Protein transfer in spinal cord neurons!

Protein transfer in spinal cord neurons!

The spread of pathogenic proteins between cells in the mammalian nervous system has been documented in some neurodegenerative diseases. Researchers investigated the transfer of pathogenic and nonpathogenic cytosolic proteins between spinal cord motor neurons in chimeric mice.

To study whether mutant amyotrophic lateral sclerosis (ALS)-associated cytosolic SOD1 proteins spread between spinal cord motor neurons, the authors generated a chimeric mouse strain from donor ALS strains that expressed mutant SOD1 fused to two different fluorescent proteins.

At 3 months of age, the SOD1 chimeric mice exhibited extensive fluorescence from both proteins in individual spinal cord motor neurons and in ALS-affected cranial nerve motor nuclei.
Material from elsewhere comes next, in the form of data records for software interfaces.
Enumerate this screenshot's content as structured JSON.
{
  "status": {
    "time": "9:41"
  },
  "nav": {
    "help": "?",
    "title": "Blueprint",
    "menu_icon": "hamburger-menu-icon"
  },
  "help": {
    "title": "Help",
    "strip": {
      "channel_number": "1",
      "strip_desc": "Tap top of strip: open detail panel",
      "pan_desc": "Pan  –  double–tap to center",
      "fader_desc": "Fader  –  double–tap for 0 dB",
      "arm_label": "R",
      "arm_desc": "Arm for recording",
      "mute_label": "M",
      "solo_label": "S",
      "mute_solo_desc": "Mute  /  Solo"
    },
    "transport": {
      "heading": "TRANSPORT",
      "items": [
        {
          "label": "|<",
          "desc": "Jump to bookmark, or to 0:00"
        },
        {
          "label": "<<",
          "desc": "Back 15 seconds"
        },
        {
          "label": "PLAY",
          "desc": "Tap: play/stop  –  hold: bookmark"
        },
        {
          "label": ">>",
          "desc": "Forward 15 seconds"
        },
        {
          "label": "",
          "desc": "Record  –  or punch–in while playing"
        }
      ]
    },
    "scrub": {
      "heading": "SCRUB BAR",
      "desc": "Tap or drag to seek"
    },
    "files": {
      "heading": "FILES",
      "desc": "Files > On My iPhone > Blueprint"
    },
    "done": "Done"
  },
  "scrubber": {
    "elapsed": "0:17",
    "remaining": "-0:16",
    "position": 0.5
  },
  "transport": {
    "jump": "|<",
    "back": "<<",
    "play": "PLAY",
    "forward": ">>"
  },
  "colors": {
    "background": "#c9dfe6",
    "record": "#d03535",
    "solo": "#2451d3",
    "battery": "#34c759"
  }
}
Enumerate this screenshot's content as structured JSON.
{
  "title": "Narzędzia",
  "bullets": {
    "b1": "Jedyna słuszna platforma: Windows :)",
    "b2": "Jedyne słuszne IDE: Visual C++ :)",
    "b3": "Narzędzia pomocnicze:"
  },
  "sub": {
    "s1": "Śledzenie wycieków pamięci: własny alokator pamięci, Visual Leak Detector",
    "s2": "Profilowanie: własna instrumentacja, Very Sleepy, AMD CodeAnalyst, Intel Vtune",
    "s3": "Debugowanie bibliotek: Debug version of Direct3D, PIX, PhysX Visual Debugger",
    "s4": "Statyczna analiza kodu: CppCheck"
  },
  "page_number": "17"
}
Next, the authors generated various nonpathogenic chimeric mouse strains, including a strain that incorporated a nonpathogenic cytosolic enhanced green fluorescent protein (EGFP) and the mitochondrial fluorescent protein mito-mCherry.

The authors found that this strain exhibited robust transfer of the EGFP protein to mito-mCherry neurons, suggesting that nonpathogenic cytosolic proteins might be capable of transfer between spinal cord neurons. Moreover, both the SOD1 and EGFP models exhibited fluorescence in oligodendrocytes, located near the motor neurons.

According to the authors, the findings suggest that oligodendrocytes might mediate protein transfer between motor neurons.